(Source information)

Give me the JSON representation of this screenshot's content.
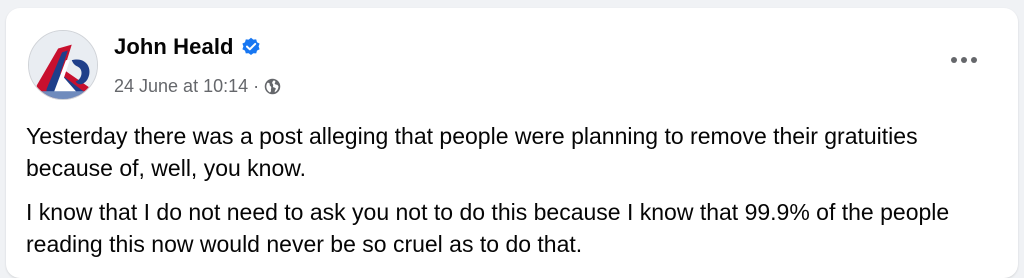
{
  "post": {
    "author_name": "John Heald",
    "verified": true,
    "timestamp": "24 June at 10:14",
    "separator": "·",
    "privacy_icon": "globe-icon",
    "more_icon": "more-options-icon",
    "paragraphs": [
      "Yesterday there was a post alleging that people were planning to remove their gratuities because of, well, you know.",
      "I know that I do not need to ask you not to do this because I know that 99.9% of the people reading this now would never be so cruel as to do that."
    ]
  },
  "colors": {
    "verified_badge": "#1877f2",
    "meta_text": "#65676b",
    "body_text": "#050505",
    "page_background": "#f0f2f5"
  }
}
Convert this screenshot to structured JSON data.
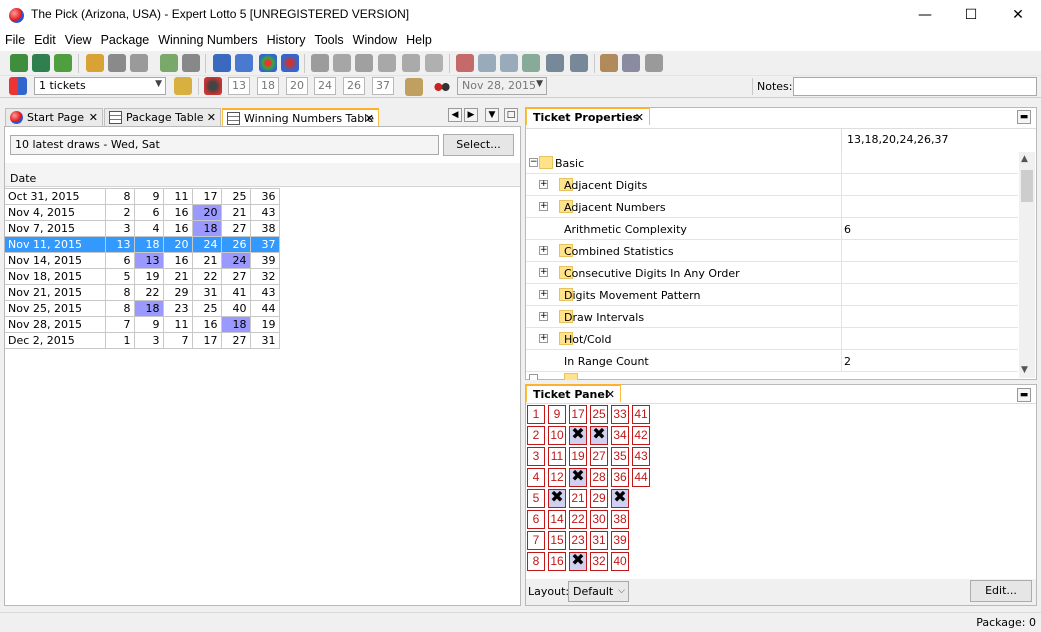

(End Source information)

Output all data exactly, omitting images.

## Exercise response
Give me the JSON representation of this screenshot's content.
{
  "post": {
    "author_name": "John Heald",
    "verified": true,
    "timestamp": "24 June at 10:14",
    "separator": "·",
    "privacy_icon": "globe-icon",
    "more_icon": "more-options-icon",
    "paragraphs": [
      "Yesterday there was a post alleging that people were planning to remove their gratuities because of, well, you know.",
      "I know that I do not need to ask you not to do this because I know that 99.9% of the people reading this now would never be so cruel as to do that."
    ]
  },
  "colors": {
    "verified_badge": "#1877f2",
    "meta_text": "#65676b",
    "body_text": "#050505",
    "page_background": "#f0f2f5"
  }
}
Convert this screenshot to structured JSON data.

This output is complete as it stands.